One of the biggest questions I ask myself as a professional dog trainer is: What is the skill-retention level on dogs that we send home after we’ve trained them? The answer, of course, varies a lot. Skillsets aren’t homogenous across a group of sporting dogs any more than training skills equally transcend individual dog owners.
While that’s pretty obvious, it doesn’t really answer the question of how much the dogs we’ve handled retain the lessons we’ve instilled in them. This is a tricky one, because retention isn’t simply what a dog knows, but what a dog does with what he knows. That might sound complicated, but in reality, we’ve all witnessed this with our dogs, where we know for sure they understand a command but for one reason or another, they don’t obey it.
This can be a minor thing in a dog’s life, or it can be a major issue. A great way to experience the latter is to pay a professional trainer to work with your dog for a few months, and then bring the dog home without following through on the commands, handling style, and corrections. You’ll see an erosion in those recently acquired skills, which brings us full circle to the point of this piece: What is the best way to uphold your end of the bargain when it comes to working with a professional trainer?
This isn’t as difficult of a question to answer as it sounds, but it does take a commitment to the process. Just like it does for us when we are getting our hands on a dog for the first time.
Even with a limited time window to work on our clients’ dogs, it’s important for myself and my team of trainers to help each dog through a series of simple steps that involves obedience fundamentals, then off-leash work, and lastly, drills in the field. Throughout this step-by-step process, we set an example that once the dog demonstrates a clear understanding of a command, a specific behavior has to be shown each time we give it. This eliminates any mixed signals we might send to the dog.
Throughout our time with our clients’ dogs, we are working on establishing a set of behaviors that will not only aid them in the upland fields and in the duck blinds, but at home and throughout their lives as house pets.
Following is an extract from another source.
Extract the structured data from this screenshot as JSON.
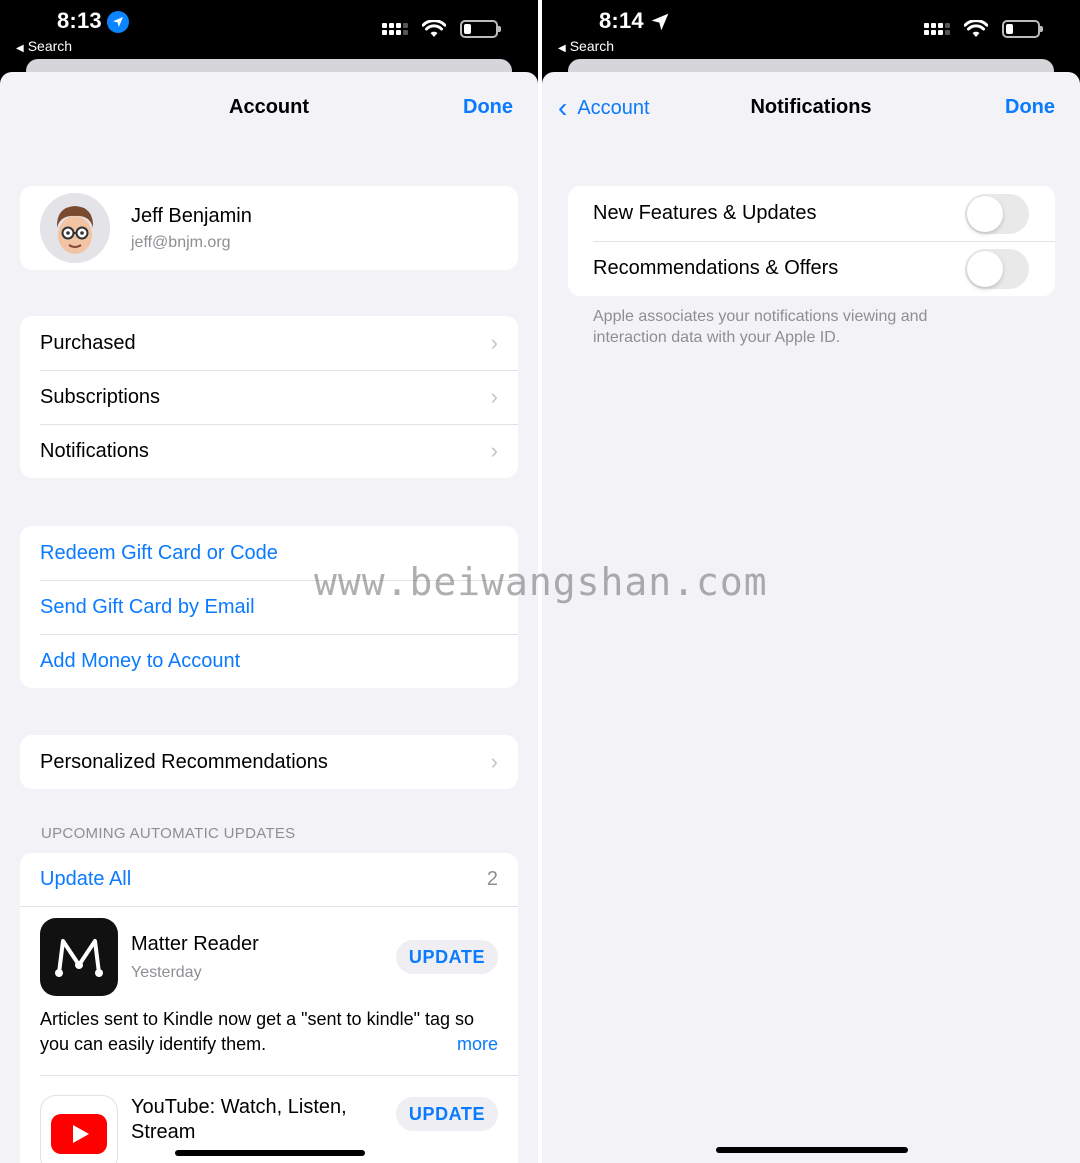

At the end of the training program, each dog we handle will have acquired these skills, which can become permanent, but you’ll have to do your part to make sure they are absolutely set in stone for the duration of the dog’s life.
While it’s important for pro trainers to change or mold a dog’s behavior, it’s also important for us to help our clients understand how their behavior affects the dog. One of the times this is most evident is when the client comes to see their dog after it has been with us for training. The first question we’ll be asked is, “When can I pet my dog?”
This is understandable, because they haven’t seen their four-legged buddy in a while, and they miss him. Instead of giving them the green light to love up on their dog right away, I tell them to take the leash and act more distant than they normally would. This might sound a little harsh, but what it does is send the signal to the dog that you’re the leader and that it’s not playtime. Dogs are incredibly intuitive, and it doesn’t take long for them to understand that the old rules may no longer apply, which is important.
This sets the stage for us to hand the reins off to the owner, which is something we do with every single person who hires us to train for them. Because we’ve trained the dog in a specific way and the dog knows how to respond to not only our verbal commands, but also the inflection in our voices and our body language. It’s a necessity that we teach that to the owners, so they can follow-through once the dog is back home and in the environment from which he came.
After all of this, you’ve got about 30 days to make sure the lessons stick.
Do Your Homework
When you pull up into your driveway after picking up your dog, resist the urge to let the family throw him a welcome party. In fact, the best way to treat a dog once you arrive home is to get him on leash and go through all of the new commands. This sets the tone that even though the environment has changed, the expectations haven’t.
Further, you’ll want everyone in your family who is old enough to handle the dog to understand that. Your bird dog is going to be looking hard at this new situation to see when he can get away with taking the leadership role back, or when he can slip on his duties, and if everyone who handles him isn’t on the same page, he’ll find the opportunity to slip.
This doesn’t mean you’ll experience a seamless transition and won’t have to correct your dog, because you probably will. What level of correction to issue is important here, and should have been laid out by the pro trainer while you were at their kennel. Again, this only works if everyone knows what to do when a correction is needed.
And remember, your professional trainer will be there for you after you take your dog home. If you have questions or don’t understand how to proceed, please reach out to the trainer for some advice. No one is going to be able to get you on track quicker than the person who has just spent several months with your dog.
Word of mouth is the number-one sales tool for professional dog trainers, and that means we want to see your dog succeed not only while it’s in our hands, but after it goes home. A well-behaved dog in the neighborhood park or in the duck boat is the best way for us to keep our business going strong, and it has the welcome benefit of keeping our clients happy with the services they paid for.
This doesn’t happen with the wave of a magic dog-training wand. It happens through teamwork between us and our clients, and a commitment on both of our parts to do what is necessary for the dog’s development.